Please repeat every entry that follows, keeping each one exactly the same.

Dataset |
----------
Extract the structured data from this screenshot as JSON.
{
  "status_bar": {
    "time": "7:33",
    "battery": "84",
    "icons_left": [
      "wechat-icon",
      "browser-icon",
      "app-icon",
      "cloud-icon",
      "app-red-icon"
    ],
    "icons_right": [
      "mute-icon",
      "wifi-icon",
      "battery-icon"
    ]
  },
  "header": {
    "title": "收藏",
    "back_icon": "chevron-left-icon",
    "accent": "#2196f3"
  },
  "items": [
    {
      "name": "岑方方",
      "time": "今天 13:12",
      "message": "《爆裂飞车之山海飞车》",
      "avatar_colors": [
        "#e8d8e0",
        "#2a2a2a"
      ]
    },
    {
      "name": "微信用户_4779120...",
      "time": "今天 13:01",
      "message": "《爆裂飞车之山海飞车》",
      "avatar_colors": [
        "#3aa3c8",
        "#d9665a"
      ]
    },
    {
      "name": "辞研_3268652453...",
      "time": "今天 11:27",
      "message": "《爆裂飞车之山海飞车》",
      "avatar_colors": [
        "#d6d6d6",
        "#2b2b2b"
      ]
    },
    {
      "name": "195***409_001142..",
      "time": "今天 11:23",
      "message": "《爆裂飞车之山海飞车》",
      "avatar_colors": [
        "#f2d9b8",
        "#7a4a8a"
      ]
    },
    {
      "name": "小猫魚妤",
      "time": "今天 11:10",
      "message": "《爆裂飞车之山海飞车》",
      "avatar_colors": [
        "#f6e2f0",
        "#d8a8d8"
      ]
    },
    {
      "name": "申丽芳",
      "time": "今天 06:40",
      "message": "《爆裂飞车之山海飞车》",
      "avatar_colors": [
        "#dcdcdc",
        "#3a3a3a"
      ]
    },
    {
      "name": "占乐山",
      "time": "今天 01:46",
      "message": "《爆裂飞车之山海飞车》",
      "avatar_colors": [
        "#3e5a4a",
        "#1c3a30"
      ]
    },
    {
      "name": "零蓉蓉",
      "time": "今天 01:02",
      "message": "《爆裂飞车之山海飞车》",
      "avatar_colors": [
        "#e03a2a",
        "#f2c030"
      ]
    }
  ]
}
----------
Answer space |
Extract the structured data from this screenshot as JSON.
{
  "status_bar": {
    "time": "7:33",
    "battery": "84",
    "icons_left": [
      "wechat-icon",
      "browser-icon",
      "app-icon",
      "cloud-icon",
      "app-red-icon"
    ],
    "icons_right": [
      "mute-icon",
      "wifi-icon",
      "battery-icon"
    ]
  },
  "header": {
    "title": "收藏",
    "back_icon": "chevron-left-icon",
    "accent": "#2196f3"
  },
  "items": [
    {
      "name": "岑方方",
      "time": "今天 13:12",
      "message": "《爆裂飞车之山海飞车》",
      "avatar_colors": [
        "#e8d8e0",
        "#2a2a2a"
      ]
    },
    {
      "name": "微信用户_4779120...",
      "time": "今天 13:01",
      "message": "《爆裂飞车之山海飞车》",
      "avatar_colors": [
        "#3aa3c8",
        "#d9665a"
      ]
    },
    {
      "name": "辞研_3268652453...",
      "time": "今天 11:27",
      "message": "《爆裂飞车之山海飞车》",
      "avatar_colors": [
        "#d6d6d6",
        "#2b2b2b"
      ]
    },
    {
      "name": "195***409_001142..",
      "time": "今天 11:23",
      "message": "《爆裂飞车之山海飞车》",
      "avatar_colors": [
        "#f2d9b8",
        "#7a4a8a"
      ]
    },
    {
      "name": "小猫魚妤",
      "time": "今天 11:10",
      "message": "《爆裂飞车之山海飞车》",
      "avatar_colors": [
        "#f6e2f0",
        "#d8a8d8"
      ]
    },
    {
      "name": "申丽芳",
      "time": "今天 06:40",
      "message": "《爆裂飞车之山海飞车》",
      "avatar_colors": [
        "#dcdcdc",
        "#3a3a3a"
      ]
    },
    {
      "name": "占乐山",
      "time": "今天 01:46",
      "message": "《爆裂飞车之山海飞车》",
      "avatar_colors": [
        "#3e5a4a",
        "#1c3a30"
      ]
    },
    {
      "name": "零蓉蓉",
      "time": "今天 01:02",
      "message": "《爆裂飞车之山海飞车》",
      "avatar_colors": [
        "#e03a2a",
        "#f2c030"
      ]
    }
  ]
}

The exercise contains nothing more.